Exercise requirements
Check which lines in the records hold "Transactions" and report how many there are, with no other text.

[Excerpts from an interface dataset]

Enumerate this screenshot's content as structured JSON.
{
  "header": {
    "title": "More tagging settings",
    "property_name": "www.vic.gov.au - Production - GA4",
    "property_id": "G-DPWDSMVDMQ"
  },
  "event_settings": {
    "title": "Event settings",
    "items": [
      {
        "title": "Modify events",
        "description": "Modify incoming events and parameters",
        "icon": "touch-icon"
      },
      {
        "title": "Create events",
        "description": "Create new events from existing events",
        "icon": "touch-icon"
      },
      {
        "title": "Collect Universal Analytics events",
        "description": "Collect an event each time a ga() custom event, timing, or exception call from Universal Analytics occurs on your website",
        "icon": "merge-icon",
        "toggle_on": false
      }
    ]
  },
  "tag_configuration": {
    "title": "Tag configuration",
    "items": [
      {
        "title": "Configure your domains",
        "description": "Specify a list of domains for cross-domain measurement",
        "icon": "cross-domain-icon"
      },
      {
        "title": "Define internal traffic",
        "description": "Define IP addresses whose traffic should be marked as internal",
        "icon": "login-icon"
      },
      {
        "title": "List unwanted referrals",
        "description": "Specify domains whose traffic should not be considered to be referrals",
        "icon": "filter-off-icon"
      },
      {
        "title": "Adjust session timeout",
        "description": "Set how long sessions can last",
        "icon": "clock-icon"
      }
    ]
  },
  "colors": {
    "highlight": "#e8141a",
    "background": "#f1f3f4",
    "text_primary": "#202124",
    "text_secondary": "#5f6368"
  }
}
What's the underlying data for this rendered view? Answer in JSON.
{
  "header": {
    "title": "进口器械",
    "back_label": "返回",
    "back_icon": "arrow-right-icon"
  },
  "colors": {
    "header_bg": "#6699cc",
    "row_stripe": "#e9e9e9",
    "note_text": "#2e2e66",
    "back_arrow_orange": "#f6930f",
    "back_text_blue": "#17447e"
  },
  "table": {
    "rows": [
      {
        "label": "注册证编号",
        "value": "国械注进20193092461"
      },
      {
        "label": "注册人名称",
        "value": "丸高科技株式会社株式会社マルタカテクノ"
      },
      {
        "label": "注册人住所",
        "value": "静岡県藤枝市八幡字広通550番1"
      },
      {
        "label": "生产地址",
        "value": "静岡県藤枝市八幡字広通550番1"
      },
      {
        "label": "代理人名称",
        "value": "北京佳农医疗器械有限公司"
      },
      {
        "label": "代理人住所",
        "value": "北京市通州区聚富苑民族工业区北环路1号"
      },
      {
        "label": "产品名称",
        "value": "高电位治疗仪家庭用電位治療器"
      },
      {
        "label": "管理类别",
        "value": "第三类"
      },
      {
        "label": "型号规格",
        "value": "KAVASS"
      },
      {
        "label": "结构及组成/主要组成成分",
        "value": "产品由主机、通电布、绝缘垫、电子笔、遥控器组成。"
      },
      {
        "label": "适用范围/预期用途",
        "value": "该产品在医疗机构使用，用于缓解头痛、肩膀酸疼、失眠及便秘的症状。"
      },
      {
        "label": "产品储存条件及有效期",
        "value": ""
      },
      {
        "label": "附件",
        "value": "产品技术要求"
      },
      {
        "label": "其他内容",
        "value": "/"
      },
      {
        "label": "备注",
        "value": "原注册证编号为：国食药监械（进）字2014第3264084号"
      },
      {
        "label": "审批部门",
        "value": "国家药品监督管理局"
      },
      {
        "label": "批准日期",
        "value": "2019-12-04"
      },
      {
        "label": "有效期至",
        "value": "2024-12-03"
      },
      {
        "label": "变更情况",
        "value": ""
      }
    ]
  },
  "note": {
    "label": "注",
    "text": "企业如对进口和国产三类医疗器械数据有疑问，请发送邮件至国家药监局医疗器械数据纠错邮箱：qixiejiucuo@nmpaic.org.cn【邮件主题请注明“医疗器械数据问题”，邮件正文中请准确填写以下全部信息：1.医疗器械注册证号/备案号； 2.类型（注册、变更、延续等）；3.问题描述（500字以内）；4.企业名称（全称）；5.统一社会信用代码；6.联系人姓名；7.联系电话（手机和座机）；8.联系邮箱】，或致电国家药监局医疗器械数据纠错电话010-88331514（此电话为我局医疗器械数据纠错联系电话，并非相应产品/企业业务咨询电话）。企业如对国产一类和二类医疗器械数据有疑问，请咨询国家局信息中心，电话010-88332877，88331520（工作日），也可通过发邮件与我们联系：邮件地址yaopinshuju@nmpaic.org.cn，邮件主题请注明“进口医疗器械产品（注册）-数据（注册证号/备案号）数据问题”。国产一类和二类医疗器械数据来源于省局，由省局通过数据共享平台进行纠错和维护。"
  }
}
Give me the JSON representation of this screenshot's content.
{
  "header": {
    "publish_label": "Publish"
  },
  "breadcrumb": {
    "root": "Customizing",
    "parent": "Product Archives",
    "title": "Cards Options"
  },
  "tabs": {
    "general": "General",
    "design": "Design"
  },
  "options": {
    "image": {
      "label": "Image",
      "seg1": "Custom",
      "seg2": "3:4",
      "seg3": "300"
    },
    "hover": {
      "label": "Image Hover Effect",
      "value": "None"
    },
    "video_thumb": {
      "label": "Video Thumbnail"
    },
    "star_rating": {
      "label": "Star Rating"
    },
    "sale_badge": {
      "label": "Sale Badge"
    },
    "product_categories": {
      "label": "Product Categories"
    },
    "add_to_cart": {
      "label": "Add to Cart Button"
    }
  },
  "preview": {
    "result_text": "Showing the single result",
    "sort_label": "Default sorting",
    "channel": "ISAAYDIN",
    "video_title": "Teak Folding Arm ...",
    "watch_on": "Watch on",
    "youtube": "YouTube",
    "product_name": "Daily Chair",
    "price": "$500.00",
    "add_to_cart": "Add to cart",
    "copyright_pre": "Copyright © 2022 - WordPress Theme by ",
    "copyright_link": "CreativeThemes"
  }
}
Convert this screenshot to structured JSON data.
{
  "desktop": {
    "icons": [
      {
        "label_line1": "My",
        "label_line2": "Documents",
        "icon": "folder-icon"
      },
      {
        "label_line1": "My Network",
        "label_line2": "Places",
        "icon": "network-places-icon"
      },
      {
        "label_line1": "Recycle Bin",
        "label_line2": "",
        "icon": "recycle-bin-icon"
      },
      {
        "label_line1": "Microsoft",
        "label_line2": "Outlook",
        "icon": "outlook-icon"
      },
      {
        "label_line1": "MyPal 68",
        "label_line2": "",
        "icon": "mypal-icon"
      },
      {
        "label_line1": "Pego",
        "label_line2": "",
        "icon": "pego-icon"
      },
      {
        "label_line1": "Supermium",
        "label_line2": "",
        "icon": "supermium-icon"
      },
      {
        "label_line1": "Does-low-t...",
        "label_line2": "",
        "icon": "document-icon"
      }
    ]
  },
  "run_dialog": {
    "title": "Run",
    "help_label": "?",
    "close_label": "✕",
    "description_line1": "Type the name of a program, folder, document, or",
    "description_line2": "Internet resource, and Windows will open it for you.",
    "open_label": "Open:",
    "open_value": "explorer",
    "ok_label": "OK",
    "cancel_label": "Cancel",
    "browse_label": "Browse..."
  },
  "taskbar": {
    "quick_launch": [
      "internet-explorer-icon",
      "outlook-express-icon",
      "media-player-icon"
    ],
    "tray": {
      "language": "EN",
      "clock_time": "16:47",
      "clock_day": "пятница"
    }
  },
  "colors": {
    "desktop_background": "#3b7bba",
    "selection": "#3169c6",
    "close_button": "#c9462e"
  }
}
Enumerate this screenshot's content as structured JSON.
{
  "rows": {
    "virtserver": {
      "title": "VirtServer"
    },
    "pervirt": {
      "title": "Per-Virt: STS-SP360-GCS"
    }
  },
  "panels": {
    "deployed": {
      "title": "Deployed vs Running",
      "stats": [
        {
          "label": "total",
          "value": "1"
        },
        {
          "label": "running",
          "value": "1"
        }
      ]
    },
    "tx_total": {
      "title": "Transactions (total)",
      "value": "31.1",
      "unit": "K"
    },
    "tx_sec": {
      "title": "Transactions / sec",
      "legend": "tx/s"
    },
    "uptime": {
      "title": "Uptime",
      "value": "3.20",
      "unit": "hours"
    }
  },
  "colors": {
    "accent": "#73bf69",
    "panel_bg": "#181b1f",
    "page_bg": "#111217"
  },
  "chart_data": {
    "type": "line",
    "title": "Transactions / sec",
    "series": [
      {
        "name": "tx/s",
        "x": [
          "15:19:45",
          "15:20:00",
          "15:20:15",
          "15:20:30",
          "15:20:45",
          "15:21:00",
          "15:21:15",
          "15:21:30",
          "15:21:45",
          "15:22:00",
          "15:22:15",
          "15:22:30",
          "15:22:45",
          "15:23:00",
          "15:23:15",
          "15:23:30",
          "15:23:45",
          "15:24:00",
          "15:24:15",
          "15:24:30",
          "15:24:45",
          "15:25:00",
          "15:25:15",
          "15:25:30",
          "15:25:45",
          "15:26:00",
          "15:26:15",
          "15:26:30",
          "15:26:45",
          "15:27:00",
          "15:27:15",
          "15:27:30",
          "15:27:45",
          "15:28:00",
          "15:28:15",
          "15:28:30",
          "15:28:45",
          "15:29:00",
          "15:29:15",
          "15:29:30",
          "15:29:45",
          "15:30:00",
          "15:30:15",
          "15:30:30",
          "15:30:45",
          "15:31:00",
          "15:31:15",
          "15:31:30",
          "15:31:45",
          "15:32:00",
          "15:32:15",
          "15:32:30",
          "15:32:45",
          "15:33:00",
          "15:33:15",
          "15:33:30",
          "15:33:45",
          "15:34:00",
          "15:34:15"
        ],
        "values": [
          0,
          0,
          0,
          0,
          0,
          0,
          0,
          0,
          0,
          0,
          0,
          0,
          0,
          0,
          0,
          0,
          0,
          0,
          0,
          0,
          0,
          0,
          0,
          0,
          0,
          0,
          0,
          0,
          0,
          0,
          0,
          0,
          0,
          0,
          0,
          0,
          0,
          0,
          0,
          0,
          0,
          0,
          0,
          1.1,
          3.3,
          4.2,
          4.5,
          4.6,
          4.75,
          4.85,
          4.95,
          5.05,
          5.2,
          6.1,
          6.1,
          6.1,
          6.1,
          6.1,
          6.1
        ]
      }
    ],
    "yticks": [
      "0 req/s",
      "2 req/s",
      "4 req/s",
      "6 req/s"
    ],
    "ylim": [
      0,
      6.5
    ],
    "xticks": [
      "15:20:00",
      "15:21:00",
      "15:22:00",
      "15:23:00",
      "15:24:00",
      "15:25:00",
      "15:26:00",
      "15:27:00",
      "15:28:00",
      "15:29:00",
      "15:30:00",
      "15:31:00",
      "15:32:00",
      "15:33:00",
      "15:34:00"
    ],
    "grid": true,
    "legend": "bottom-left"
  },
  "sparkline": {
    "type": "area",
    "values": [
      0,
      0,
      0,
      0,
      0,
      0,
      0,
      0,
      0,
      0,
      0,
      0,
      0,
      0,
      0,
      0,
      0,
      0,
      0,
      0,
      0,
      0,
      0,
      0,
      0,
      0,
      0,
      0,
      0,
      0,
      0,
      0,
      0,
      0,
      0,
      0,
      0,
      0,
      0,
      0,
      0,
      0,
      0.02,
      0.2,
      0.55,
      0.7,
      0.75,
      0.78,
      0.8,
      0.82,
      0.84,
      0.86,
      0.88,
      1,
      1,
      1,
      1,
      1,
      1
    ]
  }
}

Answer for this exercise
3